Flame Rump Tree Spider (Thrixopelma ockerti)
The Flame Rump tree Spider, is a gorgeous bird spider which is best known for its vibrant hue and calm manners. While most people deem them to be ‘pet rocks’ for their relatively docile disposition, these same creatures can get pretty aggressive if you end up disturbing them in some way.
Widely found in the Peruvian regions, the ‘Flame Rump’ spider has a relatively dull color during its growing years. Over the time, it becomes slightly more vibrant while developing a striking greenish-blue hue along its carapace. Its bright pink abdominal setae, is equally attractive.
Being semi-arboreal and semi-terrestrial in nature, you’re likely to find them in the barks of trees or within the crevices of rocks. These species are rare and breeding them can be quite a task.
The ‘Flame Rump Tree Spider’ is native to Peru.
Preferred natural habitat
The Flame Rump prefers living in tropical and humid areas.

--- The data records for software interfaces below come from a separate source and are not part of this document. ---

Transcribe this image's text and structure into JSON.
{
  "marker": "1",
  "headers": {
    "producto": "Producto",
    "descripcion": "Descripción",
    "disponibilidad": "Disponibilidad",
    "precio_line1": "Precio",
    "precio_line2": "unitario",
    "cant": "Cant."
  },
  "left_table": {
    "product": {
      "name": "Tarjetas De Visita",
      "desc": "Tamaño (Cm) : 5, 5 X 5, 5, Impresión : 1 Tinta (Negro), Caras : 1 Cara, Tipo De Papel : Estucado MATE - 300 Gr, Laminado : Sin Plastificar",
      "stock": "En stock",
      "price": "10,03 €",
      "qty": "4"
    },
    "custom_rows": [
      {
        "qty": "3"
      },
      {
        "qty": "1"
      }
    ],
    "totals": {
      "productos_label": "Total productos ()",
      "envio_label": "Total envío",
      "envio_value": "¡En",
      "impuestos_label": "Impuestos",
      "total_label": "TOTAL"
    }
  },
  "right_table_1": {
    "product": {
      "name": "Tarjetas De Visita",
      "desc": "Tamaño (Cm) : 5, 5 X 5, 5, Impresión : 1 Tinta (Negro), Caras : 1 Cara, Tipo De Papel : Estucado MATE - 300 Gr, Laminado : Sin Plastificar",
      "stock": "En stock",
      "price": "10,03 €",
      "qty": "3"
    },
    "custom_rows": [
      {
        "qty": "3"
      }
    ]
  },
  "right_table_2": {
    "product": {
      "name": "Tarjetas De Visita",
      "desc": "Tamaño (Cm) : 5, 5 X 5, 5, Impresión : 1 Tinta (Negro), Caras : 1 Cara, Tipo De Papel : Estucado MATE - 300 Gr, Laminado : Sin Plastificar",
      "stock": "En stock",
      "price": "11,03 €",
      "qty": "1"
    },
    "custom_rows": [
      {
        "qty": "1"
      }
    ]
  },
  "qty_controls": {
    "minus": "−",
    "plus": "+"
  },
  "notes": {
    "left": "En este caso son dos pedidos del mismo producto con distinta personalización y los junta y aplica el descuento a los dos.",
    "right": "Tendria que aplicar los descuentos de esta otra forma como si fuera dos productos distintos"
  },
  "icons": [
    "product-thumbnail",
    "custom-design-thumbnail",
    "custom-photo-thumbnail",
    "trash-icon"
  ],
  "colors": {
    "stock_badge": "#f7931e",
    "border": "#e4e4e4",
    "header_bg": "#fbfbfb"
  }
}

The temperature of their ideal habitat ranges from 24 degree Celsius to 30 degree Celsius. When the temperature gets increasingly hot, these spiders protect themselves by hiding in the crevices of the trees or the hollows of the branches and leaves. So if you’re planning to keep them as a pet, do not over-heat their terrarium.
Preferred food in the wild
Flame Rumps are casual eaters and they usually thrive on a diet of baby crickets, earthworms, and other small insects. Since they are relatively calm in nature, they wouldn’t aggressively jump on their prey. They’d rather let their prey settle before suddenly grabbing and eating them.
Although they tend to be calm, these spiders can exhibit semi-aggressive behavior when disturbed. Depending on the intensity of the disturbance, they will point their abdomen upwards while sending a solid dose of urticating hairs to their potential agitators. That being said, their bite isn’t dangerous. Other than this annoying urticating hair, there is nothing much to be afraid of.
Feeding as a pet
If you’re planning to adopt a Flame Rump as your pet, start feeding pinhead crickets to your spiderlings. As you do this, make sure the head of the crickets are crushed, since their slings can otherwise hurt your baby spider. Once they start growing up, introduce bigger crickets and earthworms in their diet. Typically, the Flame Rump needs their meal of crickets and other insects at least five times a week.
Lifespan both male and female
While the male species tend to live for only 3-4 years, the females can survive up to 15 years in captivity.
Pet enclosure type
Since these spiders are semi-arboreal in nature, you’d ideally need an enclosure which is not just tall, but also equally wide. In most cases, an enclosure of 18 inches (height) and 12 inches (length) will suffice. Making the enclosure big and wide will allow the species to freely roam about without any possible obstruction. Since they tend to burrow a little, you can keep a small bark or a twig along with ample amounts of water.
Pet enclosure habitat layout
You’d need at least three inches of substrate in your vial and around four inches in the terrarium. You can always make this substrate with damp coconut fiber. Alternatively, you can also use a concoction of peat moss and vermiculite. In either case, make sure the temperature is within 21 degree Celsius to 28 degree Celsius along with humidity of around 60%. You can lower the temperature by one or two degrees during the night.
Mating / reproducing
Mating a Flame Rump Tree Spider isn’t the easiest task, and it often takes a lot of time. So make sure you’re patient enough during the entire process. When you first introduce the male in the vial of the female, he’d typically exhibit a cautious disposition. Don’t lose your cool and let him settle him for a while. Also, when you’re ‘actually’ pairing the duo, try doing that in a calm environment with little to no vibrations. This will keep both the parties completely focused and undistracted.
You can start breeding around four to six weeks after your female spider has molted. In case she happens to molt in the middle of the pairing and her cocoon, there’s a high possibility for the eggs to be unfertilized.
Once they’re done with the mating, separate the male and female species with a pair of tweezers. Do this immediately after they’ve mated. The female usually starts making her cocoon, within 1-3 months of mating. If you see the eggs, store them at a humidity of 70% and a temperature ranging between 24 degrees Celsius to 29 degrees Celsius.
These spiders grow at an incredibly fast rate. Within just two years your female Flame Rump can reach a size of 4.5 to 5.5 cm. The males, on the other hand, range around 3 to 5 centimeters.